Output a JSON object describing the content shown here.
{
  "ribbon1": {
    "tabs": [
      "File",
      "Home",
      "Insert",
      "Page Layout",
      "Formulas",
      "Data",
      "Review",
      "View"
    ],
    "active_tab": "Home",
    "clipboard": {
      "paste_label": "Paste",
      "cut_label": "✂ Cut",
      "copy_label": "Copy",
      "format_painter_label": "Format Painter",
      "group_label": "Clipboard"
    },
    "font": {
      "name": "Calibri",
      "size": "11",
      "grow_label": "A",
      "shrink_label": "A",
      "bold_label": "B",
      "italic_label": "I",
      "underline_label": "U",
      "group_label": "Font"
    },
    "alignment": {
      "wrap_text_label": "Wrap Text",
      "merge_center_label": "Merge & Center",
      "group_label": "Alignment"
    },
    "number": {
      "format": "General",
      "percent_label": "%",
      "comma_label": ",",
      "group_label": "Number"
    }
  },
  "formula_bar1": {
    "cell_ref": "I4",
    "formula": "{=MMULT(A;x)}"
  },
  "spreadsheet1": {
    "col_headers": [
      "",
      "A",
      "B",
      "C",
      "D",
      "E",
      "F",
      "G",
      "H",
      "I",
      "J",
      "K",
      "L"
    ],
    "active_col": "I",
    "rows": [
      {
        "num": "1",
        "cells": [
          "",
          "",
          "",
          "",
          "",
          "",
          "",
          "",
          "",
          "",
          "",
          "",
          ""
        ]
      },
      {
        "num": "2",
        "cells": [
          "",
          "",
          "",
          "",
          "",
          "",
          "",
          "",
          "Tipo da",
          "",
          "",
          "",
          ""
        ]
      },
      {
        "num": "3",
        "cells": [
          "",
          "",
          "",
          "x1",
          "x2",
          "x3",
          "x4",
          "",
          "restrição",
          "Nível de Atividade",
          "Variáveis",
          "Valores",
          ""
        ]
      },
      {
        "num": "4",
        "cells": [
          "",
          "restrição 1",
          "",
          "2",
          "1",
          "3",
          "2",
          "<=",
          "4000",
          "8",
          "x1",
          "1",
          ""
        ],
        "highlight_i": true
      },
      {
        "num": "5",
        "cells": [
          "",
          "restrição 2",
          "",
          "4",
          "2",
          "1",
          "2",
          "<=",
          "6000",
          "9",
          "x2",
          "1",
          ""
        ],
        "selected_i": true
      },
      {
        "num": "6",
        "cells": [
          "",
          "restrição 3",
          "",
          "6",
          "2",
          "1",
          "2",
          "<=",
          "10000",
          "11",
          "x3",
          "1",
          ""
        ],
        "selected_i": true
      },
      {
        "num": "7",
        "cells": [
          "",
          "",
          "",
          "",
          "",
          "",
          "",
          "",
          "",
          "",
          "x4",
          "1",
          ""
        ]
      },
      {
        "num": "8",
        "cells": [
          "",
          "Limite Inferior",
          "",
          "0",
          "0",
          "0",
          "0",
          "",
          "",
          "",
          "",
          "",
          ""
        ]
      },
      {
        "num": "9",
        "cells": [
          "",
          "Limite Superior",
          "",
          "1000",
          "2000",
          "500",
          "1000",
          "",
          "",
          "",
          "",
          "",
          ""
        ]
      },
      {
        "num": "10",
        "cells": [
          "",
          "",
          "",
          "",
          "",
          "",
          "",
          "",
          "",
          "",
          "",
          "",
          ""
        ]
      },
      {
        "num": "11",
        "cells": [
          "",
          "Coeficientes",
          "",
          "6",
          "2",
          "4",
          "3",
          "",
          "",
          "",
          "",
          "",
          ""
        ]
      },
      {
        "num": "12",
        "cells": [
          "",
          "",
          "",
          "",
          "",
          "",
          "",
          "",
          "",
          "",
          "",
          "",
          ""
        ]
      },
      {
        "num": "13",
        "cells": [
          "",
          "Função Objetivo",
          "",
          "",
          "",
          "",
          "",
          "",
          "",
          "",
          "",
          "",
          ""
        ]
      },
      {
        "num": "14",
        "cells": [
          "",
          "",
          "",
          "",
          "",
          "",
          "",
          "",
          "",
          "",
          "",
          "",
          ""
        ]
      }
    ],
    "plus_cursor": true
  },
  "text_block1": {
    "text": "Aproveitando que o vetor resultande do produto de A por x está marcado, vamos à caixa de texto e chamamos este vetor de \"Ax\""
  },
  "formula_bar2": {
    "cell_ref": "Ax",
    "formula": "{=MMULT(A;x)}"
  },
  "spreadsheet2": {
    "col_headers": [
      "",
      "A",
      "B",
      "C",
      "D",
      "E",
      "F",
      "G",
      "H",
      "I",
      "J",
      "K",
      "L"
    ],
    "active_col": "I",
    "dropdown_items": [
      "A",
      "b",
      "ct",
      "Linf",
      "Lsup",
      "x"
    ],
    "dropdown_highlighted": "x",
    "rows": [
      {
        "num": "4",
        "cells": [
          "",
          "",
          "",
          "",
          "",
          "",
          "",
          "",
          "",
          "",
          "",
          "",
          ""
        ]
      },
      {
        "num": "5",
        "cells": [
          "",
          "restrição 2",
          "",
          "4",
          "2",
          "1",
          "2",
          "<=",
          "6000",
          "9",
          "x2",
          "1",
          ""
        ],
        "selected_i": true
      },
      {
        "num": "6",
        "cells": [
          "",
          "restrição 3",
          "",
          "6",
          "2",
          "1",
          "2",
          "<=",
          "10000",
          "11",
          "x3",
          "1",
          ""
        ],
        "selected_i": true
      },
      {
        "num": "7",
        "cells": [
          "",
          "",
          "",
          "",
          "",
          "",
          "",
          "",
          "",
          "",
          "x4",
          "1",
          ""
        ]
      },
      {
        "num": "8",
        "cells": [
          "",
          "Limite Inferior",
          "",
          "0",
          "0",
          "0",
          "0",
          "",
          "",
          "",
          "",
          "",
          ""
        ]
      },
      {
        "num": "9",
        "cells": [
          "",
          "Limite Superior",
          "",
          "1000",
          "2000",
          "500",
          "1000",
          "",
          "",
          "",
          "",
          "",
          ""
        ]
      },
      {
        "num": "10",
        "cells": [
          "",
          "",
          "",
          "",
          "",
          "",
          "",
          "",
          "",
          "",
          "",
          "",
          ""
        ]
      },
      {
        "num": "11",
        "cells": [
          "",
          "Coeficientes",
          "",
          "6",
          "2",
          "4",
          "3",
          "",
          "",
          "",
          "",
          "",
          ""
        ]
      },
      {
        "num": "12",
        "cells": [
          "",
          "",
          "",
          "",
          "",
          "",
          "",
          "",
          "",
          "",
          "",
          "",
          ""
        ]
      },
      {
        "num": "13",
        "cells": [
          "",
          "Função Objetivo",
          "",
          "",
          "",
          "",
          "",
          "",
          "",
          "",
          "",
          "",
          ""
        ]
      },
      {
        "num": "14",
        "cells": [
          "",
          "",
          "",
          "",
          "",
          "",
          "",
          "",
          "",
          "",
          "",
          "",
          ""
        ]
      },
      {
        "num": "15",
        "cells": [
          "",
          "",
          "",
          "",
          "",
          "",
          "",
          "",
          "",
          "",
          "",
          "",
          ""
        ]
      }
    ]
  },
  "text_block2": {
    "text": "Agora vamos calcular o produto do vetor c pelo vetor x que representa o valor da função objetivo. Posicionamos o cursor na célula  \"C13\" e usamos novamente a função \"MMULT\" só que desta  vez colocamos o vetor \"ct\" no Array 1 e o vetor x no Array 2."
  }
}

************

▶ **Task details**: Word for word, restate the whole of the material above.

▶ **Output**:
Output a JSON object describing the content shown here.
{
  "ribbon1": {
    "tabs": [
      "File",
      "Home",
      "Insert",
      "Page Layout",
      "Formulas",
      "Data",
      "Review",
      "View"
    ],
    "active_tab": "Home",
    "clipboard": {
      "paste_label": "Paste",
      "cut_label": "✂ Cut",
      "copy_label": "Copy",
      "format_painter_label": "Format Painter",
      "group_label": "Clipboard"
    },
    "font": {
      "name": "Calibri",
      "size": "11",
      "grow_label": "A",
      "shrink_label": "A",
      "bold_label": "B",
      "italic_label": "I",
      "underline_label": "U",
      "group_label": "Font"
    },
    "alignment": {
      "wrap_text_label": "Wrap Text",
      "merge_center_label": "Merge & Center",
      "group_label": "Alignment"
    },
    "number": {
      "format": "General",
      "percent_label": "%",
      "comma_label": ",",
      "group_label": "Number"
    }
  },
  "formula_bar1": {
    "cell_ref": "I4",
    "formula": "{=MMULT(A;x)}"
  },
  "spreadsheet1": {
    "col_headers": [
      "",
      "A",
      "B",
      "C",
      "D",
      "E",
      "F",
      "G",
      "H",
      "I",
      "J",
      "K",
      "L"
    ],
    "active_col": "I",
    "rows": [
      {
        "num": "1",
        "cells": [
          "",
          "",
          "",
          "",
          "",
          "",
          "",
          "",
          "",
          "",
          "",
          "",
          ""
        ]
      },
      {
        "num": "2",
        "cells": [
          "",
          "",
          "",
          "",
          "",
          "",
          "",
          "",
          "Tipo da",
          "",
          "",
          "",
          ""
        ]
      },
      {
        "num": "3",
        "cells": [
          "",
          "",
          "",
          "x1",
          "x2",
          "x3",
          "x4",
          "",
          "restrição",
          "Nível de Atividade",
          "Variáveis",
          "Valores",
          ""
        ]
      },
      {
        "num": "4",
        "cells": [
          "",
          "restrição 1",
          "",
          "2",
          "1",
          "3",
          "2",
          "<=",
          "4000",
          "8",
          "x1",
          "1",
          ""
        ],
        "highlight_i": true
      },
      {
        "num": "5",
        "cells": [
          "",
          "restrição 2",
          "",
          "4",
          "2",
          "1",
          "2",
          "<=",
          "6000",
          "9",
          "x2",
          "1",
          ""
        ],
        "selected_i": true
      },
      {
        "num": "6",
        "cells": [
          "",
          "restrição 3",
          "",
          "6",
          "2",
          "1",
          "2",
          "<=",
          "10000",
          "11",
          "x3",
          "1",
          ""
        ],
        "selected_i": true
      },
      {
        "num": "7",
        "cells": [
          "",
          "",
          "",
          "",
          "",
          "",
          "",
          "",
          "",
          "",
          "x4",
          "1",
          ""
        ]
      },
      {
        "num": "8",
        "cells": [
          "",
          "Limite Inferior",
          "",
          "0",
          "0",
          "0",
          "0",
          "",
          "",
          "",
          "",
          "",
          ""
        ]
      },
      {
        "num": "9",
        "cells": [
          "",
          "Limite Superior",
          "",
          "1000",
          "2000",
          "500",
          "1000",
          "",
          "",
          "",
          "",
          "",
          ""
        ]
      },
      {
        "num": "10",
        "cells": [
          "",
          "",
          "",
          "",
          "",
          "",
          "",
          "",
          "",
          "",
          "",
          "",
          ""
        ]
      },
      {
        "num": "11",
        "cells": [
          "",
          "Coeficientes",
          "",
          "6",
          "2",
          "4",
          "3",
          "",
          "",
          "",
          "",
          "",
          ""
        ]
      },
      {
        "num": "12",
        "cells": [
          "",
          "",
          "",
          "",
          "",
          "",
          "",
          "",
          "",
          "",
          "",
          "",
          ""
        ]
      },
      {
        "num": "13",
        "cells": [
          "",
          "Função Objetivo",
          "",
          "",
          "",
          "",
          "",
          "",
          "",
          "",
          "",
          "",
          ""
        ]
      },
      {
        "num": "14",
        "cells": [
          "",
          "",
          "",
          "",
          "",
          "",
          "",
          "",
          "",
          "",
          "",
          "",
          ""
        ]
      }
    ],
    "plus_cursor": true
  },
  "text_block1": {
    "text": "Aproveitando que o vetor resultande do produto de A por x está marcado, vamos à caixa de texto e chamamos este vetor de \"Ax\""
  },
  "formula_bar2": {
    "cell_ref": "Ax",
    "formula": "{=MMULT(A;x)}"
  },
  "spreadsheet2": {
    "col_headers": [
      "",
      "A",
      "B",
      "C",
      "D",
      "E",
      "F",
      "G",
      "H",
      "I",
      "J",
      "K",
      "L"
    ],
    "active_col": "I",
    "dropdown_items": [
      "A",
      "b",
      "ct",
      "Linf",
      "Lsup",
      "x"
    ],
    "dropdown_highlighted": "x",
    "rows": [
      {
        "num": "4",
        "cells": [
          "",
          "",
          "",
          "",
          "",
          "",
          "",
          "",
          "",
          "",
          "",
          "",
          ""
        ]
      },
      {
        "num": "5",
        "cells": [
          "",
          "restrição 2",
          "",
          "4",
          "2",
          "1",
          "2",
          "<=",
          "6000",
          "9",
          "x2",
          "1",
          ""
        ],
        "selected_i": true
      },
      {
        "num": "6",
        "cells": [
          "",
          "restrição 3",
          "",
          "6",
          "2",
          "1",
          "2",
          "<=",
          "10000",
          "11",
          "x3",
          "1",
          ""
        ],
        "selected_i": true
      },
      {
        "num": "7",
        "cells": [
          "",
          "",
          "",
          "",
          "",
          "",
          "",
          "",
          "",
          "",
          "x4",
          "1",
          ""
        ]
      },
      {
        "num": "8",
        "cells": [
          "",
          "Limite Inferior",
          "",
          "0",
          "0",
          "0",
          "0",
          "",
          "",
          "",
          "",
          "",
          ""
        ]
      },
      {
        "num": "9",
        "cells": [
          "",
          "Limite Superior",
          "",
          "1000",
          "2000",
          "500",
          "1000",
          "",
          "",
          "",
          "",
          "",
          ""
        ]
      },
      {
        "num": "10",
        "cells": [
          "",
          "",
          "",
          "",
          "",
          "",
          "",
          "",
          "",
          "",
          "",
          "",
          ""
        ]
      },
      {
        "num": "11",
        "cells": [
          "",
          "Coeficientes",
          "",
          "6",
          "2",
          "4",
          "3",
          "",
          "",
          "",
          "",
          "",
          ""
        ]
      },
      {
        "num": "12",
        "cells": [
          "",
          "",
          "",
          "",
          "",
          "",
          "",
          "",
          "",
          "",
          "",
          "",
          ""
        ]
      },
      {
        "num": "13",
        "cells": [
          "",
          "Função Objetivo",
          "",
          "",
          "",
          "",
          "",
          "",
          "",
          "",
          "",
          "",
          ""
        ]
      },
      {
        "num": "14",
        "cells": [
          "",
          "",
          "",
          "",
          "",
          "",
          "",
          "",
          "",
          "",
          "",
          "",
          ""
        ]
      },
      {
        "num": "15",
        "cells": [
          "",
          "",
          "",
          "",
          "",
          "",
          "",
          "",
          "",
          "",
          "",
          "",
          ""
        ]
      }
    ]
  },
  "text_block2": {
    "text": "Agora vamos calcular o produto do vetor c pelo vetor x que representa o valor da função objetivo. Posicionamos o cursor na célula  \"C13\" e usamos novamente a função \"MMULT\" só que desta  vez colocamos o vetor \"ct\" no Array 1 e o vetor x no Array 2."
  }
}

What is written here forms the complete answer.